The Library has recently acquired digital archives of two Russian magazines. The descriptions are taken from the vendor’s platform.
Niva (Grainfield in Russian), “an illustrated weekly journal of literature, politics and modern life was the most popular magazine of the late-nineteenth-century Russia. It was published from 1870 to 1918 in St.Petersburg. The journal was widely read by an audience that extended from primary schoolteachers, rural parish priests, and the urban middle class to the gentry. It contained large colored prints of art by famous Russian artists. It also had special children’s section as well as a section on Russian classical writers: Gogol, Lermontov, Goncharov, Dostoevsky, Chekhov and many others. By the early 20th century Niva had a circulation of over 200,000.”

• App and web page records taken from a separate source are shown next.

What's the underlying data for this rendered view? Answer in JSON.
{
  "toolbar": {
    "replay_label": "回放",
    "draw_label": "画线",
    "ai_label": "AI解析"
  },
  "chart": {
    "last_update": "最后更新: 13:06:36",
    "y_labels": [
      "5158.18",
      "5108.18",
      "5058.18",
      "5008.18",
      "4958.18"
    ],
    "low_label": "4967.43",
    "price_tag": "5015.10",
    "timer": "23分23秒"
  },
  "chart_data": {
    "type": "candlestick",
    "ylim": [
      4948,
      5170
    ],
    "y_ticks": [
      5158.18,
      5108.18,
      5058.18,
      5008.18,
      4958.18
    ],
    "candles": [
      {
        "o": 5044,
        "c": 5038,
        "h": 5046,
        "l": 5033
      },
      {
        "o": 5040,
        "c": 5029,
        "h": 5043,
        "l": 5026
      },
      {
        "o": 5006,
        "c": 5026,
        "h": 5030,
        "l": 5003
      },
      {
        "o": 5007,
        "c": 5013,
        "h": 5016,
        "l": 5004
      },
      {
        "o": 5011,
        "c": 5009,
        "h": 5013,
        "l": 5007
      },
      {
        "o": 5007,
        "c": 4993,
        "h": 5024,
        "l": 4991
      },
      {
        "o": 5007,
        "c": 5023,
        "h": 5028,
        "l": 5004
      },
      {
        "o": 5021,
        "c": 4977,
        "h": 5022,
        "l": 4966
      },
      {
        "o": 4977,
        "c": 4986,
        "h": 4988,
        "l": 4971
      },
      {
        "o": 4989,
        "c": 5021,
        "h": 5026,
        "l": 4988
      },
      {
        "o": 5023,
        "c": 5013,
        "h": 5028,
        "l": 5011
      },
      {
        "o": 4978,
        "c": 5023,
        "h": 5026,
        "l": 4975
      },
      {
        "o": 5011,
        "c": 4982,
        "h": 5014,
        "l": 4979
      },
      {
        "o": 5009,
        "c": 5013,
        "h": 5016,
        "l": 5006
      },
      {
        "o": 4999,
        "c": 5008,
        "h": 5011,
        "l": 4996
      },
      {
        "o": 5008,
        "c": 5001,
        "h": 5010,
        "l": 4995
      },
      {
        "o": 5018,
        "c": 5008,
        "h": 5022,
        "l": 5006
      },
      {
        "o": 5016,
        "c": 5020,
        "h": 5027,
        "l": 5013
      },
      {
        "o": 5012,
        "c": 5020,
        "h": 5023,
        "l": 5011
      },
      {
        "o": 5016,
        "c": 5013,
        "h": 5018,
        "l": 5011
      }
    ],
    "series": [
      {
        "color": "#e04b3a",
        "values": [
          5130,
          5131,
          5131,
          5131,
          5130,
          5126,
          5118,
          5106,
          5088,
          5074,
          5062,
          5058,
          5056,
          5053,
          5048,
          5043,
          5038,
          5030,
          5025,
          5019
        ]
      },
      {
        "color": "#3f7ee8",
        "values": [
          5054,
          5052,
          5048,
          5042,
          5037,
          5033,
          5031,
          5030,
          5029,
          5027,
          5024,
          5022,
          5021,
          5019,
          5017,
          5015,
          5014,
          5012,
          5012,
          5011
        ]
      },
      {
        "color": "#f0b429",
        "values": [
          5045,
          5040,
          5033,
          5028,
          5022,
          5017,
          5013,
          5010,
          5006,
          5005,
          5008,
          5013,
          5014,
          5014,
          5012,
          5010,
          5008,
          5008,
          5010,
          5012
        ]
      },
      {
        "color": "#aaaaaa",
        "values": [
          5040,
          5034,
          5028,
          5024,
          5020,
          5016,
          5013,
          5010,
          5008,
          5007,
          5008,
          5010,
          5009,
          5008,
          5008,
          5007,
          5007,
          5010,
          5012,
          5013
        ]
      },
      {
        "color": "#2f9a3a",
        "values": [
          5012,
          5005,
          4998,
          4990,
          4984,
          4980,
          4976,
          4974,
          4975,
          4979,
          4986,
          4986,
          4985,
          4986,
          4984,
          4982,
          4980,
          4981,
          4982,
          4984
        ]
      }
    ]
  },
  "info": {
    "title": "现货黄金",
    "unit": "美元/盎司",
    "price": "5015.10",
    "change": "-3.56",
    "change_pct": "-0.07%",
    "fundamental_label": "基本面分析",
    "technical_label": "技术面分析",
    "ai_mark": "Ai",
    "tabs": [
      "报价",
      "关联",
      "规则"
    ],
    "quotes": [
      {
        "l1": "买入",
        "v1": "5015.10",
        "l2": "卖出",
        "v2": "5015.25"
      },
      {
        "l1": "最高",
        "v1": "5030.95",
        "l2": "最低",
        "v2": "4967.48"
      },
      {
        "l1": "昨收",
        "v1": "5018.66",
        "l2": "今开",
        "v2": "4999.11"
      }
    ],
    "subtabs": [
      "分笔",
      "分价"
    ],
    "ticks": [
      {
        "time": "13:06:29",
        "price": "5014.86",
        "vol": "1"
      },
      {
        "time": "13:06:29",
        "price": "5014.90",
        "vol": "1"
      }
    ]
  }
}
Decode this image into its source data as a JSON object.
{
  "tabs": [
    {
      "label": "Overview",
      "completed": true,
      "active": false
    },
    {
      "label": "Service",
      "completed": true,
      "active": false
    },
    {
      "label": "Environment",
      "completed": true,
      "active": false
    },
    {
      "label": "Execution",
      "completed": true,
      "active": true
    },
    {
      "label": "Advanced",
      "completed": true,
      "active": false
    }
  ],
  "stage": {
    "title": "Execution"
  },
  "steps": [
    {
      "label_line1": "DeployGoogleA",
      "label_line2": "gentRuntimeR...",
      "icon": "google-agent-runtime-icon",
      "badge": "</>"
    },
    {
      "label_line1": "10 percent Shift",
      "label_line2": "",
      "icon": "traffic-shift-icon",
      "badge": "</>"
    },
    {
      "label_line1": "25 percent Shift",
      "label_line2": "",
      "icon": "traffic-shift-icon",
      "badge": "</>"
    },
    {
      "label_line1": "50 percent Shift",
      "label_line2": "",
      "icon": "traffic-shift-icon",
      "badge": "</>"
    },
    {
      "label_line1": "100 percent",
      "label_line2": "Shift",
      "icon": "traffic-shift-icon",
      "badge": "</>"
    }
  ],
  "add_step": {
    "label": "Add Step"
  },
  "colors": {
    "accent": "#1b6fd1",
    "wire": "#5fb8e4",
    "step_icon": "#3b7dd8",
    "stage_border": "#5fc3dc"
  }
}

Founded by the avante-garde group the “Left Front of the Arts”, Levyi front iskusstv (Lef) was published from 1923-1925. “In total, there were 33 issues, but that short print run inspired entire movements and artists not only in Russia, but throughout the world. The magazine’s pages were truly the battleground where formal experimentation was defended while Socialist Realism ascended. The Soviet era was in its infancy, and people were energized for the possibilities of the future, and these publications reflected the energy of the times. The journals were a forum for intense debate, including manifestos, polemics and critical articles on photography, film, theater, architecture, and design. This is where Sergei Eisenstein’s “The Montage of Attractions,” Isaac Babel’s “Red cavalry,” Vladimir Mayakovsky’s “About This” were first published. Other contributors included Dziga Vertov, Viktor Shklovsky, Nikolai Aseev, Boris Kushner, Sergei Tret’iakov, and more. The journal also championed photography and film as the most suitable forms for postrevolutionary art. The renowned artist and photographer Alexander Rodchenko designed the covers of twenty-four issues of the journal. Many of his photos with multiple viewpoints, tilted horizons, disorienting perspectives, and abstracted forms served as an alternative model for realism, challenging the grand, monumental style that was dominating official Soviet art.”